The Politics was begun as early as 357, yet not finished in 322. It betrays its origin from separate discourses. First comes a general theory of constitutions, right and wrong (Books Α, Β, Γ); and this part is afterwards referred to as “the first discourses” (ἐν τοῖς πρώτοις λόγοις). Then follows the treatment of oligarchy, democracy, commonwealth and tyranny, and of the various powers of government (Δ), and independent investigation of revolution, and of the means of preserving states (Ε), and a further treatment of democracy and oligarchy, and of the different offices of the state (Ζ), and finally a return to the discussion of the right form of constitution (Η, Θ). But Δ and Ζ are a group interrupted by Ε, and Η and Θ are another group unconnected with the previous group and with Ε, and are also distinguished in style by avoiding hiatus. Further, the group (Δ, Ζ) and the group (Η, Θ) are both unfinished.
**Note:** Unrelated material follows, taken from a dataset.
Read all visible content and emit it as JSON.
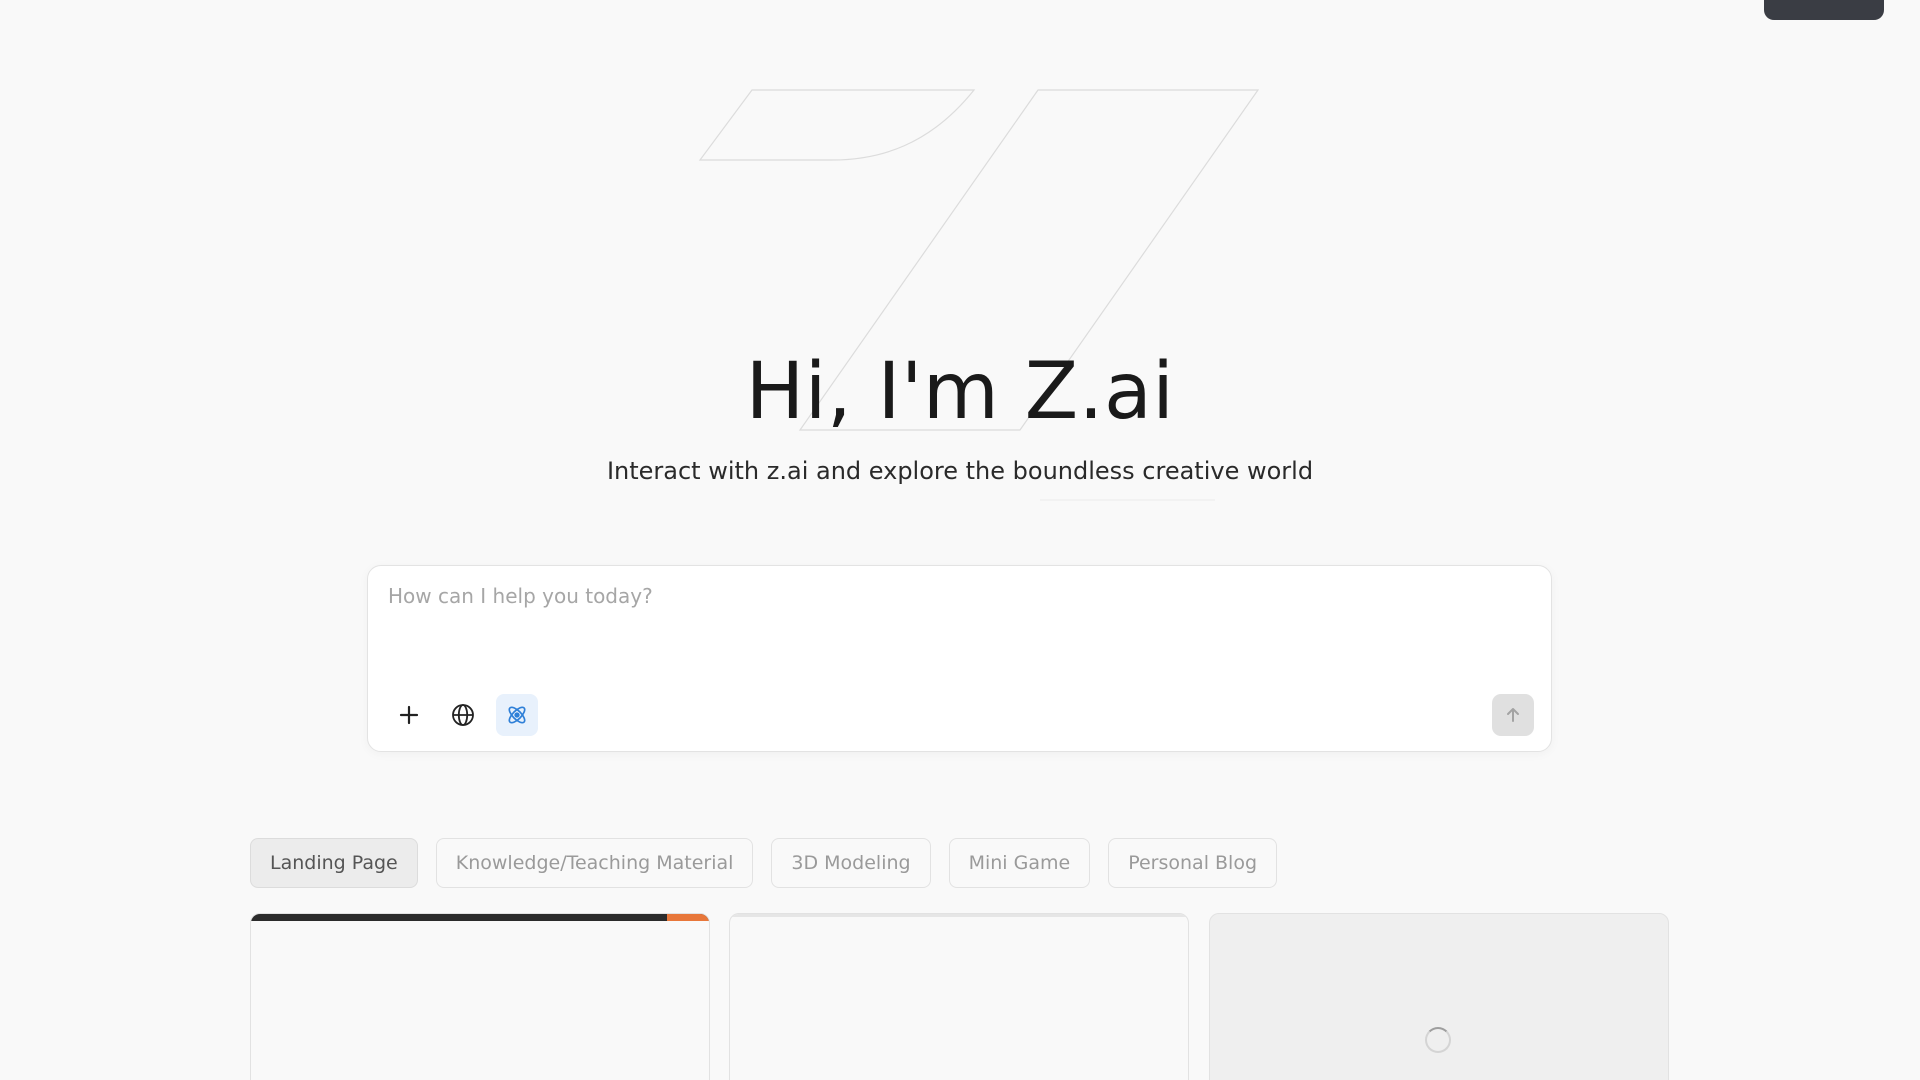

Finally the group (Δ, Ζ), the book (Ε) and the group (Η, Θ) though unconnected with one another, are all connected though imperfectly with “the first discourses” (Α, Β, Γ). This complicated arrangement may be represented in the following diagram:—

1911 Britannica - Aristotle.png

The simplest explanation is that Aristotle began by writing separate discourses, four at least, on political subjects; that he continued to write them and perhaps tried to combine them: but that in the end he failed and left the Politics unfinished and in disorder. But modern commentators, possessed by the fallacy that Aristotle like a modern author must from the first have comtemplated a whole treatise in a regular order for definite publication, lose themselves in vain disputes as to whether to go by the traditional order of books indicated by their letters and known to have existed as early as the abstract (given in Stobaeus, Ecl. ii. 7) ascribed to Didymus (1st century A.D.), or to put the group Η, Θ, as more connected with Α, Β, Γ, before the group Δ, Ζ, and this group before the book E. It is agreed, says Zeller, that the traditional order contradicts the original plan. But what right have we to say that Aristotle had an original plan?

The incomplete state in which Aristotle left the Metaphysics, the Politics and his logical works, brings us to the hard question how much he did, and how much his Peripatetic followers did